Catering, Delivery & Drive-Thru: Opportunities for Growth
While overall sales continue to be a challenge for most of the industry, there are pockets of opportunity that some brands have capitalized on to boost performance. Dine-in sales have been negative year-to-date, but to-go is up 2.9 percent. Sales are also up in catering, delivery and drive-thru.
From a day part perspective, breakfast and mid-afternoon sales offer continued opportunities for growth, while lunch and, especially, dinner sales continue to stumble.
Industry Segment Performance
May sales were weak across all segments. Only the fine dining segment was able to achieve very small positive same-store sales growth during the month. The second best performing segment during May was quick service. That soft performance notwithstanding, the best performing segments continue to be those with the lowest and highest average guest checks. “Dining experience on one end and value and convenience on the other seem to continue to be key components of restaurant sales performance based on current consumer spending trends,” said Fernandez.
The weakest performing segment in May was casual dining. This was a bit unexpected since the segment showed improved performance during the first four months of 2017 after lagging the industry for several years. Casual dining has added a modest number of new units, but same-store sales declines have contributed to its overall loss in market share.
Despite weak sales results year-to-date, fast casual continues to win the market share battle. It gained the most share in the first quarter of 2017 compared with the same quarter a year ago. Aggressive expansion has driven total sales growth, but increased competition and market build-out have undoubtedly impacted same-store sales for the segment. The only other segment that gained market share year-over-year was quick service.
Retention and Staffing Still Plaguing Restaurants
In addition to what they are facing in terms of falling guest counts and consumer spending, strong challenges continue to confront restaurants in both staffing and retaining enough qualified workers. TDn2K’s People Report Workforce Index™
continues to indicate that restaurant operators are pessimistic regarding the difficulty of recruiting in the upcoming quarters. Part of the problem is that hiring for new restaurant positions has started to pick up again. The number of employees in the chain restaurant sector increased by 1.9 percent during April compared with a year ago, up from 1.5 percent growth recorded in March. The other issue affecting staffing is rising turnover.
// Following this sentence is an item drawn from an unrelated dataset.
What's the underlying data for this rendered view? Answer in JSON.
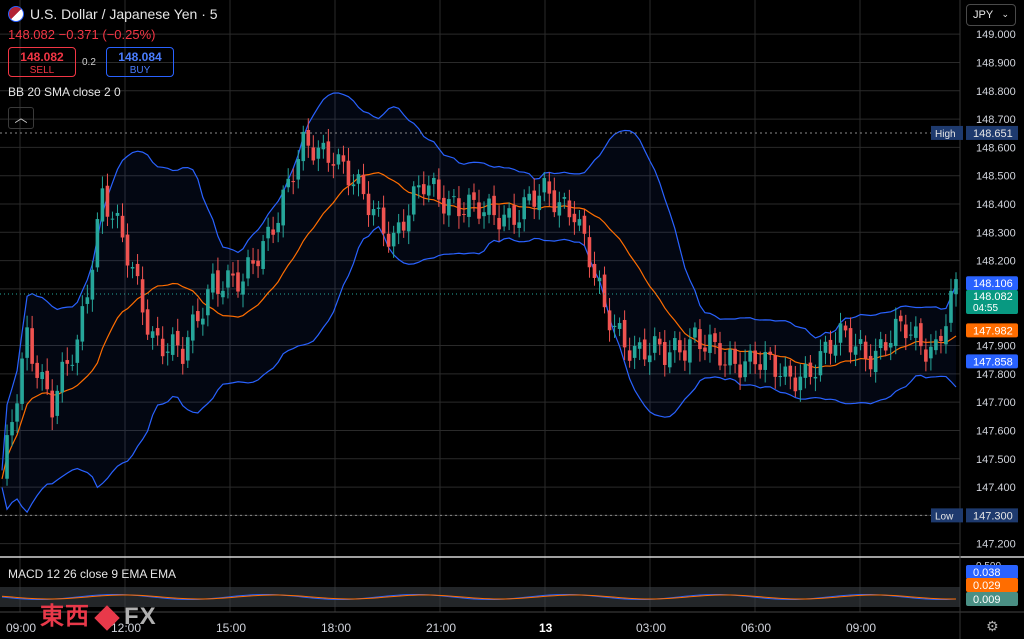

Turnover rates for both hourly employees and management staff increased again during April. “The turnover numbers that we are reporting are stunning”, said Joni Thomas Doolin, TDn2K CEO and founder of People Report™
. “Many of the brands that we track are already facing unsustainable levels of staffing vacancies. Most alarming is the fact that over 70% of employees are leaving voluntarily as opportunities for better work increase”.
Meanwhile the overall labor market nearing full employment doesn’t hint at relief for operators any time soon. The consequences of turnover are well documented by TDn2K. Not only does it impact service levels and guest satisfaction, which correlate to traffic and sales, but it is also a huge source of additional costs hurting the bottom line. According to a recent study by People Report, it costs on average about $2,200 to replace a single restaurant hourly employee, while the cost of turnover for all levels of restaurant management is on average about $15,000 per manager. “The companies who are leading in the marketplace are starting by winning in the workplace. Being a great employer has never been more important,” stressed Doolin.